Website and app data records
===

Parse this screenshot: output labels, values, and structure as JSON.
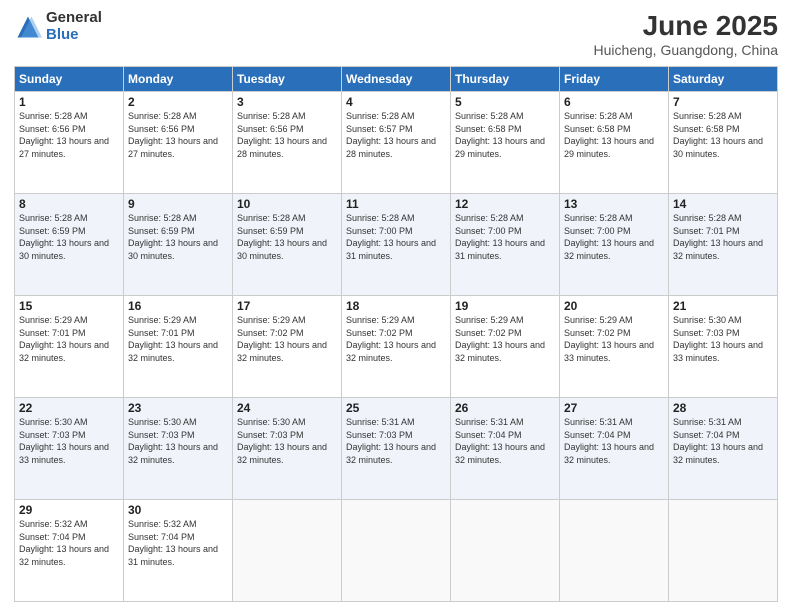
{
  "logo": {
    "general": "General",
    "blue": "Blue"
  },
  "title": "June 2025",
  "subtitle": "Huicheng, Guangdong, China",
  "weekdays": [
    "Sunday",
    "Monday",
    "Tuesday",
    "Wednesday",
    "Thursday",
    "Friday",
    "Saturday"
  ],
  "weeks": [
    [
      {
        "day": "1",
        "sunrise": "5:28 AM",
        "sunset": "6:56 PM",
        "daylight": "13 hours and 27 minutes."
      },
      {
        "day": "2",
        "sunrise": "5:28 AM",
        "sunset": "6:56 PM",
        "daylight": "13 hours and 27 minutes."
      },
      {
        "day": "3",
        "sunrise": "5:28 AM",
        "sunset": "6:56 PM",
        "daylight": "13 hours and 28 minutes."
      },
      {
        "day": "4",
        "sunrise": "5:28 AM",
        "sunset": "6:57 PM",
        "daylight": "13 hours and 28 minutes."
      },
      {
        "day": "5",
        "sunrise": "5:28 AM",
        "sunset": "6:58 PM",
        "daylight": "13 hours and 29 minutes."
      },
      {
        "day": "6",
        "sunrise": "5:28 AM",
        "sunset": "6:58 PM",
        "daylight": "13 hours and 29 minutes."
      },
      {
        "day": "7",
        "sunrise": "5:28 AM",
        "sunset": "6:58 PM",
        "daylight": "13 hours and 30 minutes."
      }
    ],
    [
      {
        "day": "8",
        "sunrise": "5:28 AM",
        "sunset": "6:59 PM",
        "daylight": "13 hours and 30 minutes."
      },
      {
        "day": "9",
        "sunrise": "5:28 AM",
        "sunset": "6:59 PM",
        "daylight": "13 hours and 30 minutes."
      },
      {
        "day": "10",
        "sunrise": "5:28 AM",
        "sunset": "6:59 PM",
        "daylight": "13 hours and 30 minutes."
      },
      {
        "day": "11",
        "sunrise": "5:28 AM",
        "sunset": "7:00 PM",
        "daylight": "13 hours and 31 minutes."
      },
      {
        "day": "12",
        "sunrise": "5:28 AM",
        "sunset": "7:00 PM",
        "daylight": "13 hours and 31 minutes."
      },
      {
        "day": "13",
        "sunrise": "5:28 AM",
        "sunset": "7:00 PM",
        "daylight": "13 hours and 32 minutes."
      },
      {
        "day": "14",
        "sunrise": "5:28 AM",
        "sunset": "7:01 PM",
        "daylight": "13 hours and 32 minutes."
      }
    ],
    [
      {
        "day": "15",
        "sunrise": "5:29 AM",
        "sunset": "7:01 PM",
        "daylight": "13 hours and 32 minutes."
      },
      {
        "day": "16",
        "sunrise": "5:29 AM",
        "sunset": "7:01 PM",
        "daylight": "13 hours and 32 minutes."
      },
      {
        "day": "17",
        "sunrise": "5:29 AM",
        "sunset": "7:02 PM",
        "daylight": "13 hours and 32 minutes."
      },
      {
        "day": "18",
        "sunrise": "5:29 AM",
        "sunset": "7:02 PM",
        "daylight": "13 hours and 32 minutes."
      },
      {
        "day": "19",
        "sunrise": "5:29 AM",
        "sunset": "7:02 PM",
        "daylight": "13 hours and 32 minutes."
      },
      {
        "day": "20",
        "sunrise": "5:29 AM",
        "sunset": "7:02 PM",
        "daylight": "13 hours and 33 minutes."
      },
      {
        "day": "21",
        "sunrise": "5:30 AM",
        "sunset": "7:03 PM",
        "daylight": "13 hours and 33 minutes."
      }
    ],
    [
      {
        "day": "22",
        "sunrise": "5:30 AM",
        "sunset": "7:03 PM",
        "daylight": "13 hours and 33 minutes."
      },
      {
        "day": "23",
        "sunrise": "5:30 AM",
        "sunset": "7:03 PM",
        "daylight": "13 hours and 32 minutes."
      },
      {
        "day": "24",
        "sunrise": "5:30 AM",
        "sunset": "7:03 PM",
        "daylight": "13 hours and 32 minutes."
      },
      {
        "day": "25",
        "sunrise": "5:31 AM",
        "sunset": "7:03 PM",
        "daylight": "13 hours and 32 minutes."
      },
      {
        "day": "26",
        "sunrise": "5:31 AM",
        "sunset": "7:04 PM",
        "daylight": "13 hours and 32 minutes."
      },
      {
        "day": "27",
        "sunrise": "5:31 AM",
        "sunset": "7:04 PM",
        "daylight": "13 hours and 32 minutes."
      },
      {
        "day": "28",
        "sunrise": "5:31 AM",
        "sunset": "7:04 PM",
        "daylight": "13 hours and 32 minutes."
      }
    ],
    [
      {
        "day": "29",
        "sunrise": "5:32 AM",
        "sunset": "7:04 PM",
        "daylight": "13 hours and 32 minutes."
      },
      {
        "day": "30",
        "sunrise": "5:32 AM",
        "sunset": "7:04 PM",
        "daylight": "13 hours and 31 minutes."
      },
      null,
      null,
      null,
      null,
      null
    ]
  ]
}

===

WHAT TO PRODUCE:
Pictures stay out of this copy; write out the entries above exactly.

ANSWER FOR THIS EXERCISE:
Parse this screenshot: output labels, values, and structure as JSON.
{
  "logo": {
    "general": "General",
    "blue": "Blue"
  },
  "title": "June 2025",
  "subtitle": "Huicheng, Guangdong, China",
  "weekdays": [
    "Sunday",
    "Monday",
    "Tuesday",
    "Wednesday",
    "Thursday",
    "Friday",
    "Saturday"
  ],
  "weeks": [
    [
      {
        "day": "1",
        "sunrise": "5:28 AM",
        "sunset": "6:56 PM",
        "daylight": "13 hours and 27 minutes."
      },
      {
        "day": "2",
        "sunrise": "5:28 AM",
        "sunset": "6:56 PM",
        "daylight": "13 hours and 27 minutes."
      },
      {
        "day": "3",
        "sunrise": "5:28 AM",
        "sunset": "6:56 PM",
        "daylight": "13 hours and 28 minutes."
      },
      {
        "day": "4",
        "sunrise": "5:28 AM",
        "sunset": "6:57 PM",
        "daylight": "13 hours and 28 minutes."
      },
      {
        "day": "5",
        "sunrise": "5:28 AM",
        "sunset": "6:58 PM",
        "daylight": "13 hours and 29 minutes."
      },
      {
        "day": "6",
        "sunrise": "5:28 AM",
        "sunset": "6:58 PM",
        "daylight": "13 hours and 29 minutes."
      },
      {
        "day": "7",
        "sunrise": "5:28 AM",
        "sunset": "6:58 PM",
        "daylight": "13 hours and 30 minutes."
      }
    ],
    [
      {
        "day": "8",
        "sunrise": "5:28 AM",
        "sunset": "6:59 PM",
        "daylight": "13 hours and 30 minutes."
      },
      {
        "day": "9",
        "sunrise": "5:28 AM",
        "sunset": "6:59 PM",
        "daylight": "13 hours and 30 minutes."
      },
      {
        "day": "10",
        "sunrise": "5:28 AM",
        "sunset": "6:59 PM",
        "daylight": "13 hours and 30 minutes."
      },
      {
        "day": "11",
        "sunrise": "5:28 AM",
        "sunset": "7:00 PM",
        "daylight": "13 hours and 31 minutes."
      },
      {
        "day": "12",
        "sunrise": "5:28 AM",
        "sunset": "7:00 PM",
        "daylight": "13 hours and 31 minutes."
      },
      {
        "day": "13",
        "sunrise": "5:28 AM",
        "sunset": "7:00 PM",
        "daylight": "13 hours and 32 minutes."
      },
      {
        "day": "14",
        "sunrise": "5:28 AM",
        "sunset": "7:01 PM",
        "daylight": "13 hours and 32 minutes."
      }
    ],
    [
      {
        "day": "15",
        "sunrise": "5:29 AM",
        "sunset": "7:01 PM",
        "daylight": "13 hours and 32 minutes."
      },
      {
        "day": "16",
        "sunrise": "5:29 AM",
        "sunset": "7:01 PM",
        "daylight": "13 hours and 32 minutes."
      },
      {
        "day": "17",
        "sunrise": "5:29 AM",
        "sunset": "7:02 PM",
        "daylight": "13 hours and 32 minutes."
      },
      {
        "day": "18",
        "sunrise": "5:29 AM",
        "sunset": "7:02 PM",
        "daylight": "13 hours and 32 minutes."
      },
      {
        "day": "19",
        "sunrise": "5:29 AM",
        "sunset": "7:02 PM",
        "daylight": "13 hours and 32 minutes."
      },
      {
        "day": "20",
        "sunrise": "5:29 AM",
        "sunset": "7:02 PM",
        "daylight": "13 hours and 33 minutes."
      },
      {
        "day": "21",
        "sunrise": "5:30 AM",
        "sunset": "7:03 PM",
        "daylight": "13 hours and 33 minutes."
      }
    ],
    [
      {
        "day": "22",
        "sunrise": "5:30 AM",
        "sunset": "7:03 PM",
        "daylight": "13 hours and 33 minutes."
      },
      {
        "day": "23",
        "sunrise": "5:30 AM",
        "sunset": "7:03 PM",
        "daylight": "13 hours and 32 minutes."
      },
      {
        "day": "24",
        "sunrise": "5:30 AM",
        "sunset": "7:03 PM",
        "daylight": "13 hours and 32 minutes."
      },
      {
        "day": "25",
        "sunrise": "5:31 AM",
        "sunset": "7:03 PM",
        "daylight": "13 hours and 32 minutes."
      },
      {
        "day": "26",
        "sunrise": "5:31 AM",
        "sunset": "7:04 PM",
        "daylight": "13 hours and 32 minutes."
      },
      {
        "day": "27",
        "sunrise": "5:31 AM",
        "sunset": "7:04 PM",
        "daylight": "13 hours and 32 minutes."
      },
      {
        "day": "28",
        "sunrise": "5:31 AM",
        "sunset": "7:04 PM",
        "daylight": "13 hours and 32 minutes."
      }
    ],
    [
      {
        "day": "29",
        "sunrise": "5:32 AM",
        "sunset": "7:04 PM",
        "daylight": "13 hours and 32 minutes."
      },
      {
        "day": "30",
        "sunrise": "5:32 AM",
        "sunset": "7:04 PM",
        "daylight": "13 hours and 31 minutes."
      },
      null,
      null,
      null,
      null,
      null
    ]
  ]
}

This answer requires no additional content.